+++ GIVEN RECORDS +++

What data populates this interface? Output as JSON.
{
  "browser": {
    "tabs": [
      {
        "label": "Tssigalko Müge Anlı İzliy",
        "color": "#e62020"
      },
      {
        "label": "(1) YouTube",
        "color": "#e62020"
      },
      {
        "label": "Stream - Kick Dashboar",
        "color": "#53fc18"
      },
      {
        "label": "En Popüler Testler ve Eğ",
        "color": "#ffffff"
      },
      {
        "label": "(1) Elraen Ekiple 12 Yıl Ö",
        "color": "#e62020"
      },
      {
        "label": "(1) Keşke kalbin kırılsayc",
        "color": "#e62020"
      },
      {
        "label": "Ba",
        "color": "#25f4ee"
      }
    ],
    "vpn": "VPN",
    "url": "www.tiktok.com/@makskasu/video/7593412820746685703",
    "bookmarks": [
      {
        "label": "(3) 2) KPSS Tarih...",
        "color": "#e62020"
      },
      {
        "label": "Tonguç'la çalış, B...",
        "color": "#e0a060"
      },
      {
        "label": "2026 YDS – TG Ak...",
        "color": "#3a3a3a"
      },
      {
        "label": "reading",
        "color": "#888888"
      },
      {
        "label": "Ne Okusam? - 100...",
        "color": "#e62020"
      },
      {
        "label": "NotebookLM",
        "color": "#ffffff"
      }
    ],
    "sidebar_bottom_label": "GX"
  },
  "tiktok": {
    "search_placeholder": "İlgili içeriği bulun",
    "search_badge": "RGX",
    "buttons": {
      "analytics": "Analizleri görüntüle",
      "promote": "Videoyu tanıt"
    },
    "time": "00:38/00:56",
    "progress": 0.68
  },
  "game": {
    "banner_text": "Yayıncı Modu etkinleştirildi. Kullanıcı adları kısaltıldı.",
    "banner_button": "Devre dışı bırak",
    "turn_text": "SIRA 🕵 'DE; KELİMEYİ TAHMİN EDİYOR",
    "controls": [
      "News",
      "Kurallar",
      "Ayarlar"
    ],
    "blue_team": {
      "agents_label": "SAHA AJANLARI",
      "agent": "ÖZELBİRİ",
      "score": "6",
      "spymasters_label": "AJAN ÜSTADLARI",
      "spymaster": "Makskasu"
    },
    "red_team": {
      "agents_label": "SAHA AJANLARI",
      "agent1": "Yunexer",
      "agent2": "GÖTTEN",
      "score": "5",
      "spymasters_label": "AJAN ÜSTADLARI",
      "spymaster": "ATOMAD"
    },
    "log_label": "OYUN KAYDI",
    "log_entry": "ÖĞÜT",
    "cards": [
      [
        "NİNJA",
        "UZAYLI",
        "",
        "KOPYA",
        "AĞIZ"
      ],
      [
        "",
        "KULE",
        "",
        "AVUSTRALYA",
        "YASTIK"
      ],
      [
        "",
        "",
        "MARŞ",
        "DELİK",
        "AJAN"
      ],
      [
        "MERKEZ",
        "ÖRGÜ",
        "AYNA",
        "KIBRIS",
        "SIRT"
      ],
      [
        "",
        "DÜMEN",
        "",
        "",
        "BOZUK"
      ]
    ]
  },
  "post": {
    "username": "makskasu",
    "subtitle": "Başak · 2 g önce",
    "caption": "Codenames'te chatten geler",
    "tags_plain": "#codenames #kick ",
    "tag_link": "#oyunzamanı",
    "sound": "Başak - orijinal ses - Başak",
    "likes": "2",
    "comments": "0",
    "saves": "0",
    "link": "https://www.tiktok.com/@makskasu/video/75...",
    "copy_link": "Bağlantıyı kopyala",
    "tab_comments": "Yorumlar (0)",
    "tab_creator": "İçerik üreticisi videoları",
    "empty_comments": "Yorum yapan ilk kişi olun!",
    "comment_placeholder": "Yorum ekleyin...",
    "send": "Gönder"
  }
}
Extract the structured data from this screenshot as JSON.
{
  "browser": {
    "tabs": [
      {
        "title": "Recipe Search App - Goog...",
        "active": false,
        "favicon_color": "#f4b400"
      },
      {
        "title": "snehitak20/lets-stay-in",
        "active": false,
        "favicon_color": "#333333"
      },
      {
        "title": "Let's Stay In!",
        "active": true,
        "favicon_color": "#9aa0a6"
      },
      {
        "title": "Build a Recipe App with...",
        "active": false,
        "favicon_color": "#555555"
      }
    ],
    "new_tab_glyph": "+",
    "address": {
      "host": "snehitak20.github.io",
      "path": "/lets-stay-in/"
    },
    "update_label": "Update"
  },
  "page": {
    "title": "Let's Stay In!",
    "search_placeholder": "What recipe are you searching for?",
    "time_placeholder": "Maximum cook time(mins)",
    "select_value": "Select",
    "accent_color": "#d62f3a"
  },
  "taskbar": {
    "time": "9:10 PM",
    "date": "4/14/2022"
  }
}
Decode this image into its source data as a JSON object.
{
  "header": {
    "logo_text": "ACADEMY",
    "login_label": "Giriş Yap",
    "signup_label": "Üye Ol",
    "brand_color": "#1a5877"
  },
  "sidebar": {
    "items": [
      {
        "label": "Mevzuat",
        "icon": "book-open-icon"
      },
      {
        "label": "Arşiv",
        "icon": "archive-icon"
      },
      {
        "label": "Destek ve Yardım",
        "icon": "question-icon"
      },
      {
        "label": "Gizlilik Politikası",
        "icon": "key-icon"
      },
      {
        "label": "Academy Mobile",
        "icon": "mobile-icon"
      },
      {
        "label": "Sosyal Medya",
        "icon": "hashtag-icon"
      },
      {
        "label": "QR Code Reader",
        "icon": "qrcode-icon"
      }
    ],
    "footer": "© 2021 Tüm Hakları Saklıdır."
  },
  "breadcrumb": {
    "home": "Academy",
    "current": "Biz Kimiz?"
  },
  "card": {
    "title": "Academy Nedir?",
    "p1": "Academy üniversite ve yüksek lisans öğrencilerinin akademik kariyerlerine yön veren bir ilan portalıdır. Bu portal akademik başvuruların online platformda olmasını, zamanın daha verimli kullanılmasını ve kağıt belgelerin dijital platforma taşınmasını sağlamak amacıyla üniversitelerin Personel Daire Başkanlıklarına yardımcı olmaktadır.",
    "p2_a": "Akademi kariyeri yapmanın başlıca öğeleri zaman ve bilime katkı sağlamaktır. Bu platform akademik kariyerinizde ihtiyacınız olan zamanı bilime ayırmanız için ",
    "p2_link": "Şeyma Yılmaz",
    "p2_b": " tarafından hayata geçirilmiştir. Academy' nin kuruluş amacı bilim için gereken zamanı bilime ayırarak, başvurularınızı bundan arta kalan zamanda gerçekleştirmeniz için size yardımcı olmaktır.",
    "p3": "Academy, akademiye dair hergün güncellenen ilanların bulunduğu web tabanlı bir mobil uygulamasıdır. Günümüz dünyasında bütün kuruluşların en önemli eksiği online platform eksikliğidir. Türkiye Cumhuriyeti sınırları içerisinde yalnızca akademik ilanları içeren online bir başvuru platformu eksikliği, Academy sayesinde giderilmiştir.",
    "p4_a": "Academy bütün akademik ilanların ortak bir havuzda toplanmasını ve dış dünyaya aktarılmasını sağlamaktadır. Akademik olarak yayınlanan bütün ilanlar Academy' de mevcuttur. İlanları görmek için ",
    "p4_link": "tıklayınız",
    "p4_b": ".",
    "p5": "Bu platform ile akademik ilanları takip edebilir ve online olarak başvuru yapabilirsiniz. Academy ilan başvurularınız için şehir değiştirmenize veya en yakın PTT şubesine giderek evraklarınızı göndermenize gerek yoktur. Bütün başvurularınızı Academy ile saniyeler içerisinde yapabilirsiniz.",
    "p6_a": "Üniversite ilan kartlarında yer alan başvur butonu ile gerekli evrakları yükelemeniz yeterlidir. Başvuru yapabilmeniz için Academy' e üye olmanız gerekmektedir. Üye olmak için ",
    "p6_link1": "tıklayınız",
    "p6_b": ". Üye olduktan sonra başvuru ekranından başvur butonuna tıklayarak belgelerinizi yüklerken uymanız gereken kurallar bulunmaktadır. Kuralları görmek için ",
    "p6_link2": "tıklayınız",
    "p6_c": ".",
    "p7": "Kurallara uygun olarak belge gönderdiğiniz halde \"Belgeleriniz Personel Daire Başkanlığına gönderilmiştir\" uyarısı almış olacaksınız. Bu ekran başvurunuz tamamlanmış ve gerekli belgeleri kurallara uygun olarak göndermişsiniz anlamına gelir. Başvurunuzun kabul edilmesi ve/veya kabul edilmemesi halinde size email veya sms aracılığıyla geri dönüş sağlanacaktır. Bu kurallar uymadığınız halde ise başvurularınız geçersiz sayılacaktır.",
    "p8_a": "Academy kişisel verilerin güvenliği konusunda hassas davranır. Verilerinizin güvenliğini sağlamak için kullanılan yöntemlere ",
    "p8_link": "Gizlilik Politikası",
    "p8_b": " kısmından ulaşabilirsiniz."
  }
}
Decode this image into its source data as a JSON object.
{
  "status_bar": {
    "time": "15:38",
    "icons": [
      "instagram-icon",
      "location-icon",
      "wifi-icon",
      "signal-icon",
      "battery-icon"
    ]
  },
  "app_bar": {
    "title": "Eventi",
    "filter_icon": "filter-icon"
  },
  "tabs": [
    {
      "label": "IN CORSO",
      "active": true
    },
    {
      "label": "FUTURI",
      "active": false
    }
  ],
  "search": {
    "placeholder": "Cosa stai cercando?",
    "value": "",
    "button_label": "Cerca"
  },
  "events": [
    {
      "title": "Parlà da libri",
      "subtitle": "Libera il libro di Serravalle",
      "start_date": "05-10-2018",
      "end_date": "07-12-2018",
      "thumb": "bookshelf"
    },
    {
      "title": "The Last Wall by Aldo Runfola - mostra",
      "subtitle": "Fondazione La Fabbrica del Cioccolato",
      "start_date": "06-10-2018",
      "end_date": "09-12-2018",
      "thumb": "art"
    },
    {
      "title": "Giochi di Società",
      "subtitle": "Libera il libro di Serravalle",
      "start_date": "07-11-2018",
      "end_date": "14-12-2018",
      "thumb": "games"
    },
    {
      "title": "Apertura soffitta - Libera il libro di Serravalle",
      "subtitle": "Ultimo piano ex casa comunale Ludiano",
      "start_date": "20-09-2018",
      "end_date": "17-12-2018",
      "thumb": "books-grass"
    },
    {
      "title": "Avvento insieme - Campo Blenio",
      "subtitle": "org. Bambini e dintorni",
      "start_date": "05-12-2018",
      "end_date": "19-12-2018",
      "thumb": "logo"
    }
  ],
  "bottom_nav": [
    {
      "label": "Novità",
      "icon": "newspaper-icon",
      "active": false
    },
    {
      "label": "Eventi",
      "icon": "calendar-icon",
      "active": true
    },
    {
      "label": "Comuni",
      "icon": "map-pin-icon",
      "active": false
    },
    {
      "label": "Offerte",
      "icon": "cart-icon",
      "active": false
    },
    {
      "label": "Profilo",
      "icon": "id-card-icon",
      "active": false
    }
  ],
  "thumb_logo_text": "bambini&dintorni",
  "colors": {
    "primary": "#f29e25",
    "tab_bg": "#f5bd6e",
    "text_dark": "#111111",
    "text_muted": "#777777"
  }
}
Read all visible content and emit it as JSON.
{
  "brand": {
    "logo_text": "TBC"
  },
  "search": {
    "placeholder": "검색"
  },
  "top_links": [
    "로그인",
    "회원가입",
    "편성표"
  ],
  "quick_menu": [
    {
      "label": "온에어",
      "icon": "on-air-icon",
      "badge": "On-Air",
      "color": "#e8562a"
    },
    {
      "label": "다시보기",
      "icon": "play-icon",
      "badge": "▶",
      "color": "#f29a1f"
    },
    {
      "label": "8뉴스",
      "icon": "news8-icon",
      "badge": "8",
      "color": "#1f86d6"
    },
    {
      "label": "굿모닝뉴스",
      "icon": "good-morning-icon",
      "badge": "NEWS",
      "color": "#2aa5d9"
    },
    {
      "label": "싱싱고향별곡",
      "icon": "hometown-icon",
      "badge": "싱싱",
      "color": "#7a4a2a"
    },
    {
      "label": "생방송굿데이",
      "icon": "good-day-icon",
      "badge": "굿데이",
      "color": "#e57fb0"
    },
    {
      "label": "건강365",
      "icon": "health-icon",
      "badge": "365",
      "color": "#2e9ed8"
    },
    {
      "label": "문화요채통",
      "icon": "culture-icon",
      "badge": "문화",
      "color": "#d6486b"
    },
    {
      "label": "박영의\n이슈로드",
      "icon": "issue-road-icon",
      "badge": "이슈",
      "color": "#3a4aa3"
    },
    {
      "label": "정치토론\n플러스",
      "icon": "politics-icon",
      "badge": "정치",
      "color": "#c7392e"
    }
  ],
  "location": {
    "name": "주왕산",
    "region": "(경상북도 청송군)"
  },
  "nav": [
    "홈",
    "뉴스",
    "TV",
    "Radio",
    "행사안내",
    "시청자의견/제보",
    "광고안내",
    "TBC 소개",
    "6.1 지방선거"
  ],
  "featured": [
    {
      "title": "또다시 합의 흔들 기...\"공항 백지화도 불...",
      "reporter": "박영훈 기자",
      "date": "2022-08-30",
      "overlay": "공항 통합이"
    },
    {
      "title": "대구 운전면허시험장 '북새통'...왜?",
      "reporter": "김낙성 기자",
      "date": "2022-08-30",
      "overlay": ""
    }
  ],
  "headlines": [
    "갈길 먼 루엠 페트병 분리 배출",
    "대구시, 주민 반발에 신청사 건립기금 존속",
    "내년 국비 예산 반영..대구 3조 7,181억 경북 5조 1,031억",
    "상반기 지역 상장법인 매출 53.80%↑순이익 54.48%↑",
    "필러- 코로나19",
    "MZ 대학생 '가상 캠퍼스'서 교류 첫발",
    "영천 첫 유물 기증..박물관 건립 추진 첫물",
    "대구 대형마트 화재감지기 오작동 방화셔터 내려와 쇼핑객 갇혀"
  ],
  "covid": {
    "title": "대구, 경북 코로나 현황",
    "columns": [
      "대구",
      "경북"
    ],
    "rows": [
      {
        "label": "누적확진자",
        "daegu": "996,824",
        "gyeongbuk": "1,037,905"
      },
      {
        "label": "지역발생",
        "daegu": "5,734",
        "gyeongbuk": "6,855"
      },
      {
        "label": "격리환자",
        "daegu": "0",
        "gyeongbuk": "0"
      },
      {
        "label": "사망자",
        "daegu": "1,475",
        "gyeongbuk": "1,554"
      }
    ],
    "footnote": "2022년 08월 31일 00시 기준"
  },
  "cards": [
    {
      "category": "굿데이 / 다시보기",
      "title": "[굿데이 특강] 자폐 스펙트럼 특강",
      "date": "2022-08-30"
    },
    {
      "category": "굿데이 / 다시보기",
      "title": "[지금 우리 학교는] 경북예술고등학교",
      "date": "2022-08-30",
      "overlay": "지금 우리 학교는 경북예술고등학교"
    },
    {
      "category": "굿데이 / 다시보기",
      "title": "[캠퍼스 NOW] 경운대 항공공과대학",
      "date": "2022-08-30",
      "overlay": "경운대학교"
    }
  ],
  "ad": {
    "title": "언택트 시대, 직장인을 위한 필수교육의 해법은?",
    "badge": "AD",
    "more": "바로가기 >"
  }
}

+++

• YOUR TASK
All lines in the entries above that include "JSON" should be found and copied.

• TASK RESULT
What data populates this interface? Output as JSON.
Extract the structured data from this screenshot as JSON.
Decode this image into its source data as a JSON object.
Decode this image into its source data as a JSON object.
Read all visible content and emit it as JSON.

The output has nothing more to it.